**EXERCISE AIM:**
Reproduce every record below word for word and include no pictures.

Element data from apps and pages:
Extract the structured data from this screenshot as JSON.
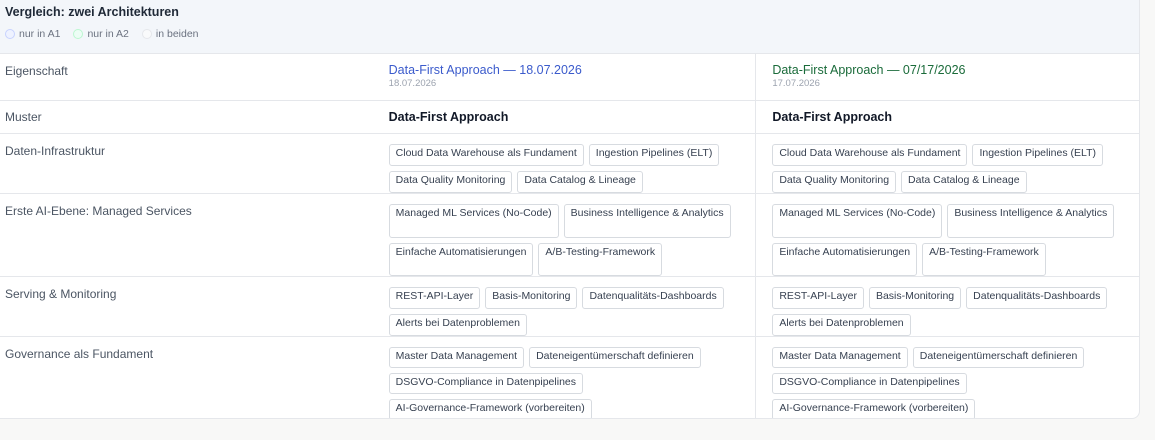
{
  "header": {
    "title": "Vergleich: zwei Architekturen",
    "legend": [
      "nur in A1",
      "nur in A2",
      "in beiden"
    ]
  },
  "columns": {
    "property_label": "Eigenschaft",
    "a1": {
      "title": "Data-First Approach — 18.07.2026",
      "date": "18.07.2026"
    },
    "a2": {
      "title": "Data-First Approach — 07/17/2026",
      "date": "17.07.2026"
    }
  },
  "muster": {
    "label": "Muster",
    "a1": "Data-First Approach",
    "a2": "Data-First Approach"
  },
  "rows": [
    {
      "label": "Daten-Infrastruktur",
      "a1": [
        "Cloud Data Warehouse als Fundament",
        "Ingestion Pipelines (ELT)",
        "Data Quality Monitoring",
        "Data Catalog & Lineage"
      ],
      "a2": [
        "Cloud Data Warehouse als Fundament",
        "Ingestion Pipelines (ELT)",
        "Data Quality Monitoring",
        "Data Catalog & Lineage"
      ]
    },
    {
      "label": "Erste AI-Ebene: Managed Services",
      "a1": [
        "Managed ML Services (No-Code)",
        "Business Intelligence & Analytics",
        "Einfache Automatisierungen",
        "A/B-Testing-Framework"
      ],
      "a2": [
        "Managed ML Services (No-Code)",
        "Business Intelligence & Analytics",
        "Einfache Automatisierungen",
        "A/B-Testing-Framework"
      ]
    },
    {
      "label": "Serving & Monitoring",
      "a1": [
        "REST-API-Layer",
        "Basis-Monitoring",
        "Datenqualitäts-Dashboards",
        "Alerts bei Datenproblemen"
      ],
      "a2": [
        "REST-API-Layer",
        "Basis-Monitoring",
        "Datenqualitäts-Dashboards",
        "Alerts bei Datenproblemen"
      ]
    },
    {
      "label": "Governance als Fundament",
      "a1": [
        "Master Data Management",
        "Dateneigentümerschaft definieren",
        "DSGVO-Compliance in Datenpipelines",
        "AI-Governance-Framework (vorbereiten)"
      ],
      "a2": [
        "Master Data Management",
        "Dateneigentümerschaft definieren",
        "DSGVO-Compliance in Datenpipelines",
        "AI-Governance-Framework (vorbereiten)"
      ]
    }
  ]
}
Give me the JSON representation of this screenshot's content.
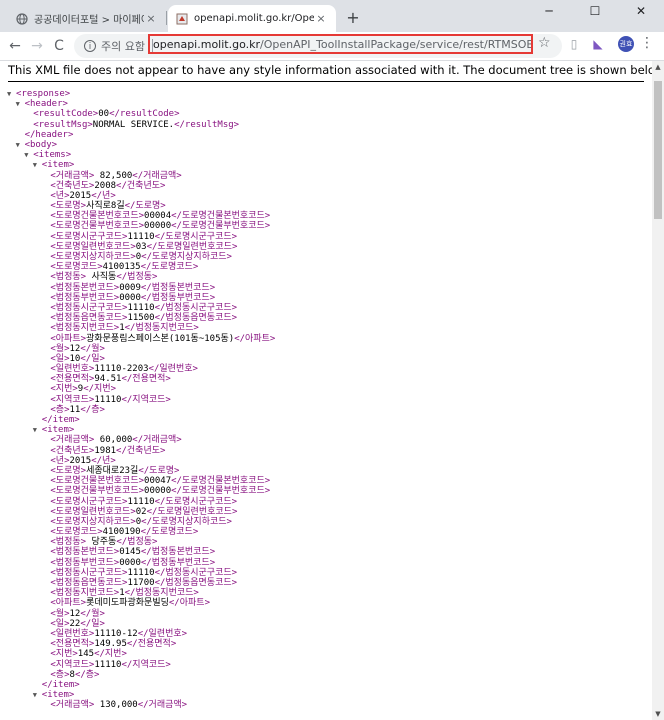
{
  "browser": {
    "tabs": [
      {
        "title": "공공데이터포털 > 마이페이지 > 개",
        "active": false,
        "icon": "globe-icon"
      },
      {
        "title": "openapi.molit.go.kr/OpenAPI_To",
        "active": true,
        "icon": "page-icon"
      }
    ],
    "close_glyph": "×",
    "new_tab_glyph": "+",
    "window_controls": {
      "minimize": "─",
      "maximize": "☐",
      "close": "✕"
    },
    "nav": {
      "back": "←",
      "forward": "→",
      "reload": "C"
    },
    "omnibox": {
      "info_glyph": "i",
      "status": "주의 요함",
      "url_host": "openapi.molit.go.kr",
      "url_path": "/OpenAPI_ToolInstallPackage/service/rest/RTMSOBJSvc/getRTMS..."
    },
    "star_glyph": "☆",
    "extensions": [
      "▯",
      "◣"
    ],
    "avatar_text": "권효",
    "menu_glyph": "⋮"
  },
  "notice": "This XML file does not appear to have any style information associated with it. The document tree is shown below.",
  "tree": {
    "toggle_glyph": "▼",
    "response_tag": "response",
    "header_tag": "header",
    "header_fields": [
      {
        "tag": "resultCode",
        "value": "00"
      },
      {
        "tag": "resultMsg",
        "value": "NORMAL SERVICE."
      }
    ],
    "body_tag": "body",
    "items_tag": "items",
    "item_tag": "item",
    "items": [
      {
        "fields": [
          {
            "tag": "거래금액",
            "value": " 82,500"
          },
          {
            "tag": "건축년도",
            "value": "2008"
          },
          {
            "tag": "년",
            "value": "2015"
          },
          {
            "tag": "도로명",
            "value": "사직로8길"
          },
          {
            "tag": "도로명건물본번호코드",
            "value": "00004"
          },
          {
            "tag": "도로명건물부번호코드",
            "value": "00000"
          },
          {
            "tag": "도로명시군구코드",
            "value": "11110"
          },
          {
            "tag": "도로명일련번호코드",
            "value": "03"
          },
          {
            "tag": "도로명지상지하코드",
            "value": "0"
          },
          {
            "tag": "도로명코드",
            "value": "4100135"
          },
          {
            "tag": "법정동",
            "value": " 사직동"
          },
          {
            "tag": "법정동본번코드",
            "value": "0009"
          },
          {
            "tag": "법정동부번코드",
            "value": "0000"
          },
          {
            "tag": "법정동시군구코드",
            "value": "11110"
          },
          {
            "tag": "법정동읍면동코드",
            "value": "11500"
          },
          {
            "tag": "법정동지번코드",
            "value": "1"
          },
          {
            "tag": "아파트",
            "value": "광화문풍림스페이스본(101동~105동)"
          },
          {
            "tag": "월",
            "value": "12"
          },
          {
            "tag": "일",
            "value": "10"
          },
          {
            "tag": "일련번호",
            "value": "11110-2203"
          },
          {
            "tag": "전용면적",
            "value": "94.51"
          },
          {
            "tag": "지번",
            "value": "9"
          },
          {
            "tag": "지역코드",
            "value": "11110"
          },
          {
            "tag": "층",
            "value": "11"
          }
        ]
      },
      {
        "fields": [
          {
            "tag": "거래금액",
            "value": " 60,000"
          },
          {
            "tag": "건축년도",
            "value": "1981"
          },
          {
            "tag": "년",
            "value": "2015"
          },
          {
            "tag": "도로명",
            "value": "세종대로23길"
          },
          {
            "tag": "도로명건물본번호코드",
            "value": "00047"
          },
          {
            "tag": "도로명건물부번호코드",
            "value": "00000"
          },
          {
            "tag": "도로명시군구코드",
            "value": "11110"
          },
          {
            "tag": "도로명일련번호코드",
            "value": "02"
          },
          {
            "tag": "도로명지상지하코드",
            "value": "0"
          },
          {
            "tag": "도로명코드",
            "value": "4100190"
          },
          {
            "tag": "법정동",
            "value": " 당주동"
          },
          {
            "tag": "법정동본번코드",
            "value": "0145"
          },
          {
            "tag": "법정동부번코드",
            "value": "0000"
          },
          {
            "tag": "법정동시군구코드",
            "value": "11110"
          },
          {
            "tag": "법정동읍면동코드",
            "value": "11700"
          },
          {
            "tag": "법정동지번코드",
            "value": "1"
          },
          {
            "tag": "아파트",
            "value": "롯데미도파광화문빌딩"
          },
          {
            "tag": "월",
            "value": "12"
          },
          {
            "tag": "일",
            "value": "22"
          },
          {
            "tag": "일련번호",
            "value": "11110-12"
          },
          {
            "tag": "전용면적",
            "value": "149.95"
          },
          {
            "tag": "지번",
            "value": "145"
          },
          {
            "tag": "지역코드",
            "value": "11110"
          },
          {
            "tag": "층",
            "value": "8"
          }
        ]
      },
      {
        "fields": [
          {
            "tag": "거래금액",
            "value": " 130,000"
          }
        ]
      }
    ]
  },
  "scrollbar": {
    "up": "▲",
    "down": "▼"
  }
}
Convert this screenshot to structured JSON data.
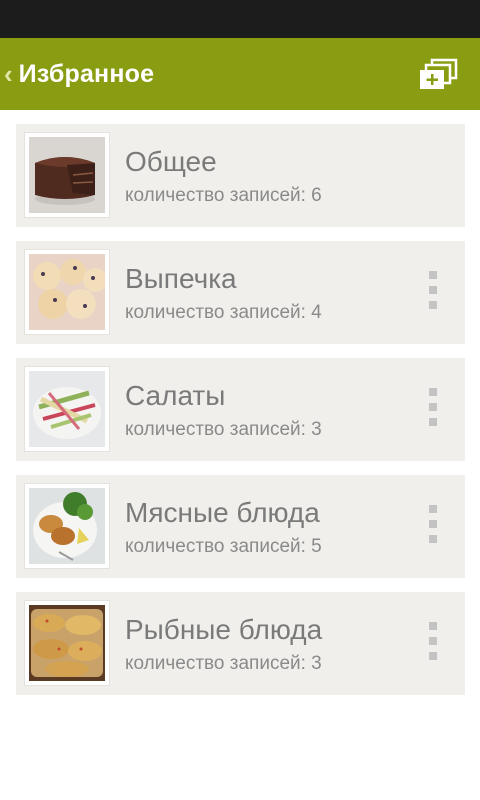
{
  "toolbar": {
    "title": "Избранное",
    "back_icon": "chevron-left-icon",
    "add_icon": "add-collection-icon",
    "background": "#8a9d12"
  },
  "categories": [
    {
      "title": "Общее",
      "count_text": "количество записей: 6",
      "image": "chocolate-cake-image",
      "has_menu": false
    },
    {
      "title": "Выпечка",
      "count_text": "количество записей: 4",
      "image": "buns-image",
      "has_menu": true
    },
    {
      "title": "Салаты",
      "count_text": "количество записей: 3",
      "image": "salad-image",
      "has_menu": true
    },
    {
      "title": "Мясные блюда",
      "count_text": "количество записей: 5",
      "image": "cutlets-plate-image",
      "has_menu": true
    },
    {
      "title": "Рыбные блюда",
      "count_text": "количество записей: 3",
      "image": "fried-fish-image",
      "has_menu": true
    }
  ]
}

**EXPECTED ANSWER:**
Extract the structured data from this screenshot as JSON.
{
  "header": {
    "title": "Vergleich: zwei Architekturen",
    "legend": [
      "nur in A1",
      "nur in A2",
      "in beiden"
    ]
  },
  "columns": {
    "property_label": "Eigenschaft",
    "a1": {
      "title": "Data-First Approach — 18.07.2026",
      "date": "18.07.2026"
    },
    "a2": {
      "title": "Data-First Approach — 07/17/2026",
      "date": "17.07.2026"
    }
  },
  "muster": {
    "label": "Muster",
    "a1": "Data-First Approach",
    "a2": "Data-First Approach"
  },
  "rows": [
    {
      "label": "Daten-Infrastruktur",
      "a1": [
        "Cloud Data Warehouse als Fundament",
        "Ingestion Pipelines (ELT)",
        "Data Quality Monitoring",
        "Data Catalog & Lineage"
      ],
      "a2": [
        "Cloud Data Warehouse als Fundament",
        "Ingestion Pipelines (ELT)",
        "Data Quality Monitoring",
        "Data Catalog & Lineage"
      ]
    },
    {
      "label": "Erste AI-Ebene: Managed Services",
      "a1": [
        "Managed ML Services (No-Code)",
        "Business Intelligence & Analytics",
        "Einfache Automatisierungen",
        "A/B-Testing-Framework"
      ],
      "a2": [
        "Managed ML Services (No-Code)",
        "Business Intelligence & Analytics",
        "Einfache Automatisierungen",
        "A/B-Testing-Framework"
      ]
    },
    {
      "label": "Serving & Monitoring",
      "a1": [
        "REST-API-Layer",
        "Basis-Monitoring",
        "Datenqualitäts-Dashboards",
        "Alerts bei Datenproblemen"
      ],
      "a2": [
        "REST-API-Layer",
        "Basis-Monitoring",
        "Datenqualitäts-Dashboards",
        "Alerts bei Datenproblemen"
      ]
    },
    {
      "label": "Governance als Fundament",
      "a1": [
        "Master Data Management",
        "Dateneigentümerschaft definieren",
        "DSGVO-Compliance in Datenpipelines",
        "AI-Governance-Framework (vorbereiten)"
      ],
      "a2": [
        "Master Data Management",
        "Dateneigentümerschaft definieren",
        "DSGVO-Compliance in Datenpipelines",
        "AI-Governance-Framework (vorbereiten)"
      ]
    }
  ]
}
Give me the JSON representation of this screenshot's content.
{
  "browser": {
    "tabs": [
      {
        "title": "공공데이터포털 > 마이페이지 > 개",
        "active": false,
        "icon": "globe-icon"
      },
      {
        "title": "openapi.molit.go.kr/OpenAPI_To",
        "active": true,
        "icon": "page-icon"
      }
    ],
    "close_glyph": "×",
    "new_tab_glyph": "+",
    "window_controls": {
      "minimize": "─",
      "maximize": "☐",
      "close": "✕"
    },
    "nav": {
      "back": "←",
      "forward": "→",
      "reload": "C"
    },
    "omnibox": {
      "info_glyph": "i",
      "status": "주의 요함",
      "url_host": "openapi.molit.go.kr",
      "url_path": "/OpenAPI_ToolInstallPackage/service/rest/RTMSOBJSvc/getRTMS..."
    },
    "star_glyph": "☆",
    "extensions": [
      "▯",
      "◣"
    ],
    "avatar_text": "권효",
    "menu_glyph": "⋮"
  },
  "notice": "This XML file does not appear to have any style information associated with it. The document tree is shown below.",
  "tree": {
    "toggle_glyph": "▼",
    "response_tag": "response",
    "header_tag": "header",
    "header_fields": [
      {
        "tag": "resultCode",
        "value": "00"
      },
      {
        "tag": "resultMsg",
        "value": "NORMAL SERVICE."
      }
    ],
    "body_tag": "body",
    "items_tag": "items",
    "item_tag": "item",
    "items": [
      {
        "fields": [
          {
            "tag": "거래금액",
            "value": " 82,500"
          },
          {
            "tag": "건축년도",
            "value": "2008"
          },
          {
            "tag": "년",
            "value": "2015"
          },
          {
            "tag": "도로명",
            "value": "사직로8길"
          },
          {
            "tag": "도로명건물본번호코드",
            "value": "00004"
          },
          {
            "tag": "도로명건물부번호코드",
            "value": "00000"
          },
          {
            "tag": "도로명시군구코드",
            "value": "11110"
          },
          {
            "tag": "도로명일련번호코드",
            "value": "03"
          },
          {
            "tag": "도로명지상지하코드",
            "value": "0"
          },
          {
            "tag": "도로명코드",
            "value": "4100135"
          },
          {
            "tag": "법정동",
            "value": " 사직동"
          },
          {
            "tag": "법정동본번코드",
            "value": "0009"
          },
          {
            "tag": "법정동부번코드",
            "value": "0000"
          },
          {
            "tag": "법정동시군구코드",
            "value": "11110"
          },
          {
            "tag": "법정동읍면동코드",
            "value": "11500"
          },
          {
            "tag": "법정동지번코드",
            "value": "1"
          },
          {
            "tag": "아파트",
            "value": "광화문풍림스페이스본(101동~105동)"
          },
          {
            "tag": "월",
            "value": "12"
          },
          {
            "tag": "일",
            "value": "10"
          },
          {
            "tag": "일련번호",
            "value": "11110-2203"
          },
          {
            "tag": "전용면적",
            "value": "94.51"
          },
          {
            "tag": "지번",
            "value": "9"
          },
          {
            "tag": "지역코드",
            "value": "11110"
          },
          {
            "tag": "층",
            "value": "11"
          }
        ]
      },
      {
        "fields": [
          {
            "tag": "거래금액",
            "value": " 60,000"
          },
          {
            "tag": "건축년도",
            "value": "1981"
          },
          {
            "tag": "년",
            "value": "2015"
          },
          {
            "tag": "도로명",
            "value": "세종대로23길"
          },
          {
            "tag": "도로명건물본번호코드",
            "value": "00047"
          },
          {
            "tag": "도로명건물부번호코드",
            "value": "00000"
          },
          {
            "tag": "도로명시군구코드",
            "value": "11110"
          },
          {
            "tag": "도로명일련번호코드",
            "value": "02"
          },
          {
            "tag": "도로명지상지하코드",
            "value": "0"
          },
          {
            "tag": "도로명코드",
            "value": "4100190"
          },
          {
            "tag": "법정동",
            "value": " 당주동"
          },
          {
            "tag": "법정동본번코드",
            "value": "0145"
          },
          {
            "tag": "법정동부번코드",
            "value": "0000"
          },
          {
            "tag": "법정동시군구코드",
            "value": "11110"
          },
          {
            "tag": "법정동읍면동코드",
            "value": "11700"
          },
          {
            "tag": "법정동지번코드",
            "value": "1"
          },
          {
            "tag": "아파트",
            "value": "롯데미도파광화문빌딩"
          },
          {
            "tag": "월",
            "value": "12"
          },
          {
            "tag": "일",
            "value": "22"
          },
          {
            "tag": "일련번호",
            "value": "11110-12"
          },
          {
            "tag": "전용면적",
            "value": "149.95"
          },
          {
            "tag": "지번",
            "value": "145"
          },
          {
            "tag": "지역코드",
            "value": "11110"
          },
          {
            "tag": "층",
            "value": "8"
          }
        ]
      },
      {
        "fields": [
          {
            "tag": "거래금액",
            "value": " 130,000"
          }
        ]
      }
    ]
  },
  "scrollbar": {
    "up": "▲",
    "down": "▼"
  }
}
Convert this screenshot to structured JSON data.
{
  "toolbar": {
    "title": "Избранное",
    "back_icon": "chevron-left-icon",
    "add_icon": "add-collection-icon",
    "background": "#8a9d12"
  },
  "categories": [
    {
      "title": "Общее",
      "count_text": "количество записей: 6",
      "image": "chocolate-cake-image",
      "has_menu": false
    },
    {
      "title": "Выпечка",
      "count_text": "количество записей: 4",
      "image": "buns-image",
      "has_menu": true
    },
    {
      "title": "Салаты",
      "count_text": "количество записей: 3",
      "image": "salad-image",
      "has_menu": true
    },
    {
      "title": "Мясные блюда",
      "count_text": "количество записей: 5",
      "image": "cutlets-plate-image",
      "has_menu": true
    },
    {
      "title": "Рыбные блюда",
      "count_text": "количество записей: 3",
      "image": "fried-fish-image",
      "has_menu": true
    }
  ]
}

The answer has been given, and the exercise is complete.